Meet Afghanistan's middle-class paint-ballers

Toy guns proving a popular diversion in a country flooded with the real thing
Al Pacino wows Venice

Al Pacino wows Venice

Ham among the brilliance as actor premieres two films at festival
Neil Lawson Baker interview: ‘I’ve gained so much from art. It’s only right to give something back’.

Neil Lawson Baker interview

‘I’ve gained so much from art. It’s only right to give something back’.
The other Mugabe who is lining up for the Zimbabwean presidency

The other Mugabe who is lining up for the Zimbabwean presidency

Wife of President Robert Mugabe appears to have her sights set on succeeding her husband
The model of a gadget launch: Cultivate an atmosphere of mystery and excitement to sell stuff people didn't realise they needed

The model for a gadget launch

Cultivate an atmosphere of mystery and excitement to sell stuff people didn't realise they needed
Alice Roberts: She's done pretty well, for a boffin without a beard

She's done pretty well, for a boffin without a beard

Alice Roberts talks about her new book on evolution - and why her early TV work drew flak from (mostly male) colleagues
Get well soon, Joan Rivers - an inspiration, whether she likes it or not

Get well soon, Joan Rivers

She is awful. But she's also wonderful, not in spite of but because of the fact she's forever saying appalling things, argues Ellen E Jones
Doctor Who Into the Dalek review: A classic sci-fi adventure with all the spectacle of a blockbuster

A fresh take on an old foe

Doctor Who Into the Dalek more than compensated for last week's nonsensical offering
Fashion walks away from the celebrity runway show

Fashion walks away from the celebrity runway show

As the collections start, fashion editor Alexander Fury finds video and the internet are proving more attractive
Meet the stars of TV's Wolf Hall... and it's not the cast of the Tudor trilogy

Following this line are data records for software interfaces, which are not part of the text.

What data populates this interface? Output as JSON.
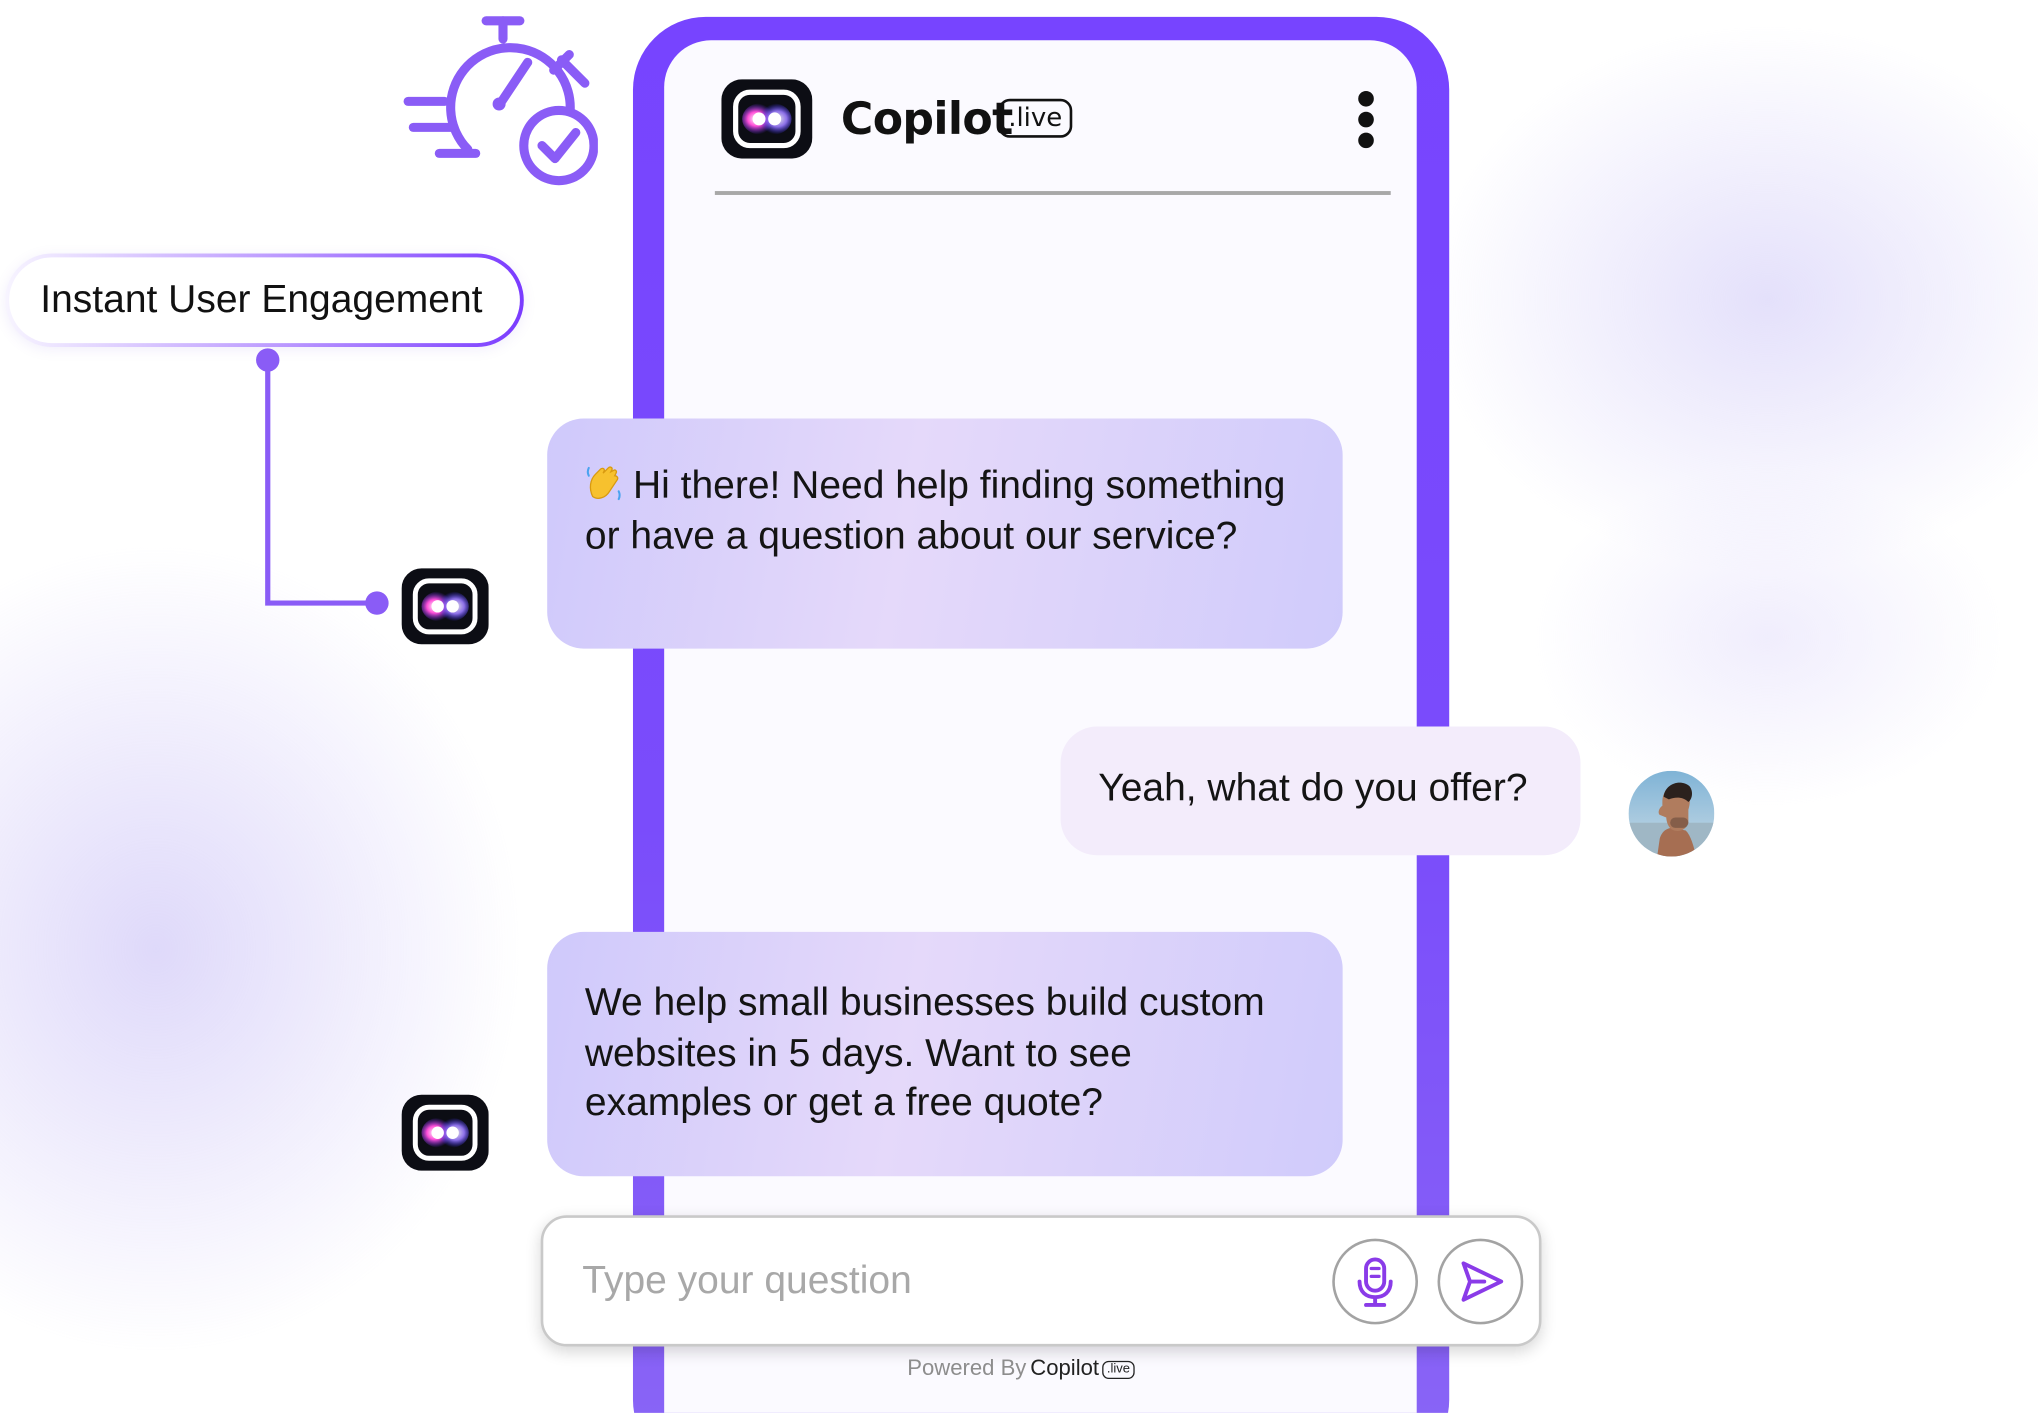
{
  "header": {
    "brand": "Copilot",
    "brand_badge": ".live",
    "menu_icon": "kebab-menu-icon",
    "logo_icon": "copilot-logo-icon"
  },
  "feature": {
    "label": "Instant User Engagement",
    "icon": "speed-check-icon"
  },
  "messages": [
    {
      "from": "bot",
      "emoji": "waving-hand-icon",
      "text": "Hi there! Need help finding something or have a question about our service?"
    },
    {
      "from": "user",
      "text": "Yeah, what do you offer?"
    },
    {
      "from": "bot",
      "text": "We help small businesses build custom websites in 5 days. Want to see examples or get a free quote?"
    }
  ],
  "input": {
    "placeholder": "Type your question",
    "value": "",
    "mic_icon": "microphone-icon",
    "send_icon": "send-icon"
  },
  "footer": {
    "powered_by": "Powered By",
    "brand": "Copilot",
    "badge": ".live"
  },
  "colors": {
    "accent": "#7744ff",
    "bot_bubble": "#d6cffb",
    "user_bubble": "#f3ecfb",
    "icon_purple": "#8a5cf6"
  }
}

Meet the stars of TV's Wolf Hall...

... and it's not the cast of the Tudor trilogy
Weekend at the Asylum: Europe's biggest steampunk convention heads to Lincoln

Europe's biggest steampunk convention

Jake Wallis Simons discovers how Victorian ray guns and the martial art of biscuit dunking are precisely what the 21st century needs
Don't swallow the tripe – a user's guide to weasel words

Don't swallow the tripe – a user's guide to weasel words

Lying is dangerous and unnecessary. A new book explains the strategies needed to avoid it. John Rentoul on the art of 'uncommunication'
Daddy, who was Richard Attenborough? Was the beloved thespian the last of the cross-generation stars?

Daddy, who was Richard Attenborough?

The atomisation of culture means that few of those we regard as stars are universally loved any more, says DJ Taylor